by Troy Little

Everyone has a different reason why they want to self publish comics. Mine began in a serious way when I unexpectedly found myself laid off my job for a year - I work as a freelancer in animation, which is as fickle an industry as comics, and I spent a lot of time debating which direction I should focus on I guess fate said "Comics" loud and clear.

With little to no interest in most mainstream comics, I never considered competing for a place in line to draw Batman. I needed to be able to write, draw and print whatever I wanted without anyone's approval. Self-publishing seemed the most logical route.

I spent a lot of time doing research as I was developing the story -- what printer to use, how much will it cost, how do distributors work, etc. I found Cerebus Guide to Self Publishing by accident and read it through about 10 times. As far as I'm concerned, this is essential reading material to the would-be-small-press-publisher.

I began Chiaroscuro in September 2000. I failed at my first attempt at the Xeric grant, and rightfully so - I had only 16 pages finished! Undaunted, I continued to work on the first issue, finished, and went on to the next. Chiaroscuro hit the shelves almost exactly one year from when I started it, and it was on my second attempt, then halfway through the second issue, that I was awarded the Xeric grant.

I could kiss Peter Laird for this, his respect for his humble beginnings and the founding of this grant made it possible for me to continue publishing and to promote my book in ways that would have been near impossible without it. Being associated as a Xeric grant recipient alone has been a tremendous help in drawing attention to my book.

Over the last year, I found that one of the greatest promotional tools for the small press publisher is the Internet. I started out by hyping my book on comic message boards, but it was quickly made apparent that people don't want to buy what they can't see. So I built a crude web site where I could display sample artwork and keep in touch with readers. The site has served me well; I get orders every week for back issues from people who just discovered the book.

Other than the Internet, my advice for promoting your book would be to start an e-mail newsletter, attend the small trade shows, get your books in the hands of online reviewers, answer your e-mails promptly, don't solicit your book until it's finished, deliver on time, and most of all, produce the best damn book you can.

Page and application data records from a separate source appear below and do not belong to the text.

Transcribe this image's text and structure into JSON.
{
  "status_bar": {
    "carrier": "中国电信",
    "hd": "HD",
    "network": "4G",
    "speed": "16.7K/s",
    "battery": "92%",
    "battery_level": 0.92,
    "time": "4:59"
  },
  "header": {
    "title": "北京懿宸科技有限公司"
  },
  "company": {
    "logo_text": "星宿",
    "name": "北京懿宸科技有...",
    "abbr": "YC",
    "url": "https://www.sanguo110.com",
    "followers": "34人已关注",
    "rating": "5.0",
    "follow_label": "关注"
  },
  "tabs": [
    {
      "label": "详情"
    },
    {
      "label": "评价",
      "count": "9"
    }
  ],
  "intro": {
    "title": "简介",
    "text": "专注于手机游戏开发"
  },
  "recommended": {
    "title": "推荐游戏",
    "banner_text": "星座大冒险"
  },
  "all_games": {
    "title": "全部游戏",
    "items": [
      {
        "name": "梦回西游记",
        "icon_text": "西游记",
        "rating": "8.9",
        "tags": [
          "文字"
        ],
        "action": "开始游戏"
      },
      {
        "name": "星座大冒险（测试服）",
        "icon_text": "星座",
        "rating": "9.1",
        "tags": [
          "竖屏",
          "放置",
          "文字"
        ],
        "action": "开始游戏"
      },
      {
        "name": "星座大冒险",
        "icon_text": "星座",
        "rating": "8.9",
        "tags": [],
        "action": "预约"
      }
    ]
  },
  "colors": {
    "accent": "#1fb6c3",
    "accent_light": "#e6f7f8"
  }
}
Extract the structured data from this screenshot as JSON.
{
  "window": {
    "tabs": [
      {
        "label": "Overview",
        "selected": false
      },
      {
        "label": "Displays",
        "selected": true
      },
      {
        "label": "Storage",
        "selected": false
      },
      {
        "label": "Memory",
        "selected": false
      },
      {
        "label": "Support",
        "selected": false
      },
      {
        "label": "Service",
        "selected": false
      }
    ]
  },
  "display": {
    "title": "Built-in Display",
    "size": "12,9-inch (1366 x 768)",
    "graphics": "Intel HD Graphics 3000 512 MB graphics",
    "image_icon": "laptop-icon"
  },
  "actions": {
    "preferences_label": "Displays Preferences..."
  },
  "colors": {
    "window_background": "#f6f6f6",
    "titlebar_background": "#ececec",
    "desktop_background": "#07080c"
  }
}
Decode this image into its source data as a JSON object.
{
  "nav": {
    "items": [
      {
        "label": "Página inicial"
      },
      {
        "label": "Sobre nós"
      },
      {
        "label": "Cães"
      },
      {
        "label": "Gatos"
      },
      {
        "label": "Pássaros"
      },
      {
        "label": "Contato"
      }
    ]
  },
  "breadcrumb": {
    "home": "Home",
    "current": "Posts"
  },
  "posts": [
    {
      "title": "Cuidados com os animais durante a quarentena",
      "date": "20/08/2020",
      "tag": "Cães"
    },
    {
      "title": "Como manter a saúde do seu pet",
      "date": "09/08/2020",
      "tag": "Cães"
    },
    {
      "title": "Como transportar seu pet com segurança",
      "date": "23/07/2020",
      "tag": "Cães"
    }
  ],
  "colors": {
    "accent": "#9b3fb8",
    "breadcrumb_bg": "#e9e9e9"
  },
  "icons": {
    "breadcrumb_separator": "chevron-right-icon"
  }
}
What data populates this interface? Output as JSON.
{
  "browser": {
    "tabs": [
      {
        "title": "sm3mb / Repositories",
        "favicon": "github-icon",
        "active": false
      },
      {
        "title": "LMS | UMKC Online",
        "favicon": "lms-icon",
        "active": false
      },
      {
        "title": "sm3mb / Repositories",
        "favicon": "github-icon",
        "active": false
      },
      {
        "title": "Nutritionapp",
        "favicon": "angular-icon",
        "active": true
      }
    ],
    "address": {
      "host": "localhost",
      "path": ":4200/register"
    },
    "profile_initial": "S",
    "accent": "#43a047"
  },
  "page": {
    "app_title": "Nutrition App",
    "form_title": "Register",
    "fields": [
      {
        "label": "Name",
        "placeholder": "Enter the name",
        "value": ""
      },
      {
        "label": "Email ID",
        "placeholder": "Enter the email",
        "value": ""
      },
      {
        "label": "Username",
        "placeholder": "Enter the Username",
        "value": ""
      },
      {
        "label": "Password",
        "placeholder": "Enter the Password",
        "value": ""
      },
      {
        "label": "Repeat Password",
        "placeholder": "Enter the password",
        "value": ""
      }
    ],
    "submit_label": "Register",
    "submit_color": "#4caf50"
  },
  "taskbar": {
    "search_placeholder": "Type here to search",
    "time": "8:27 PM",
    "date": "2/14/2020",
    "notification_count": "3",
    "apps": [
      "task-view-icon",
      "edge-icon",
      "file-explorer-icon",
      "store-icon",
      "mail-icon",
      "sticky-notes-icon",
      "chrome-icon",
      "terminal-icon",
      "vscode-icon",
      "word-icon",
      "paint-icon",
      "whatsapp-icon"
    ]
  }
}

Keep in mind that, like any business, you stand to lose money for the first five years. Understand that this commitment to story telling is going to take up your spare time and cash with no promises or guarantees. But really, If you love what you're doing than none of that matters very much, you just keep on doing it one way or another.

This December heralds the fifth issue of my comic, with issue six in the wings. So far so good.